[Source records]
-=-=-=-=-

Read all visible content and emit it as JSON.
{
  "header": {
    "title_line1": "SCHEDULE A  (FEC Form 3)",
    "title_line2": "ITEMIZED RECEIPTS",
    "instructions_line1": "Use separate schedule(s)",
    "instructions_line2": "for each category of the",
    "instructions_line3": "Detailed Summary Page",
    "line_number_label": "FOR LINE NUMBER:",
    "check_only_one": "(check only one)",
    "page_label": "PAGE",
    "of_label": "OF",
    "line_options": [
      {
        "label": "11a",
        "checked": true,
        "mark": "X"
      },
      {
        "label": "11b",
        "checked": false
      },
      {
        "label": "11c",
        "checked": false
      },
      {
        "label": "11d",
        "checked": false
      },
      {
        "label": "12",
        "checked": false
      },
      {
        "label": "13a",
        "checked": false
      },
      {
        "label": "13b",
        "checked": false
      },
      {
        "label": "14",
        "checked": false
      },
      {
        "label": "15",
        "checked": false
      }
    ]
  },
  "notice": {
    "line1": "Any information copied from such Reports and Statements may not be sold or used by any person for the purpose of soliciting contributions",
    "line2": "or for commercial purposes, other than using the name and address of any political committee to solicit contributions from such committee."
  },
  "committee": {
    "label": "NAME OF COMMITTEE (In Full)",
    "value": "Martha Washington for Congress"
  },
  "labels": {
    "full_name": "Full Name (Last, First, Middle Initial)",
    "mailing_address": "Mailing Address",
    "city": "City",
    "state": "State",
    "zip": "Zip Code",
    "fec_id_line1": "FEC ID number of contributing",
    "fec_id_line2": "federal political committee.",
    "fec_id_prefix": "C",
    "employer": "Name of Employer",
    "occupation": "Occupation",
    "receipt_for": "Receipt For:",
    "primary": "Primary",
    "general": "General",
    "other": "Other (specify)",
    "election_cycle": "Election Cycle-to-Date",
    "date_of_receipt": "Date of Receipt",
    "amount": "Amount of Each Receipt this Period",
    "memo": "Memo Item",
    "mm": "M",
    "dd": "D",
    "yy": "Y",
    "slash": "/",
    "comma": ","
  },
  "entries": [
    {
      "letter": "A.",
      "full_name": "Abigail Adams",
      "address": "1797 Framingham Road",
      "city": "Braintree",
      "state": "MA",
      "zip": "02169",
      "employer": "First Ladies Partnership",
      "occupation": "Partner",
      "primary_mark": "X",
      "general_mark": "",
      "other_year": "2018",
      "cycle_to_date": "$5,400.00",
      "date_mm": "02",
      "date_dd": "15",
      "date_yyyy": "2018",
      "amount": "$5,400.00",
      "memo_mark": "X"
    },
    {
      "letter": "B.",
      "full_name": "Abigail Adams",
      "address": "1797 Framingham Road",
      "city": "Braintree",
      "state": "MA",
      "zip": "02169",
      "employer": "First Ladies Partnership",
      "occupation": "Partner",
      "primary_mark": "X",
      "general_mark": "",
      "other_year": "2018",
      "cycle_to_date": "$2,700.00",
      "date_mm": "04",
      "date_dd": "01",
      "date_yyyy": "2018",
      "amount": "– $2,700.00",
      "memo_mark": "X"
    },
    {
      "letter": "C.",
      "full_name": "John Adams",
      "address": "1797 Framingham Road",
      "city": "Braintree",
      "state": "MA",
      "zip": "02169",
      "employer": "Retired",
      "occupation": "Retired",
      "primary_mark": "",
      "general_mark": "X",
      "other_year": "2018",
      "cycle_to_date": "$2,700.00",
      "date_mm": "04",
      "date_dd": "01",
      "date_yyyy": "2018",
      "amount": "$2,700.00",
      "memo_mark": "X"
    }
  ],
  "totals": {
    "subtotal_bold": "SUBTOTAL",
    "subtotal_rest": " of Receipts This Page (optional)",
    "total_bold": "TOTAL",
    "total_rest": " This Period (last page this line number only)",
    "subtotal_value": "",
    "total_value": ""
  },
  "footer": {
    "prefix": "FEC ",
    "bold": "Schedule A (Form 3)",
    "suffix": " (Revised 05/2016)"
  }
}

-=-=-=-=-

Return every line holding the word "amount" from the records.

* **ANSWER AREA**
    "amount": "Amount of Each Receipt this Period",
      "amount": "$5,400.00",
      "amount": "– $2,700.00",
      "amount": "$2,700.00",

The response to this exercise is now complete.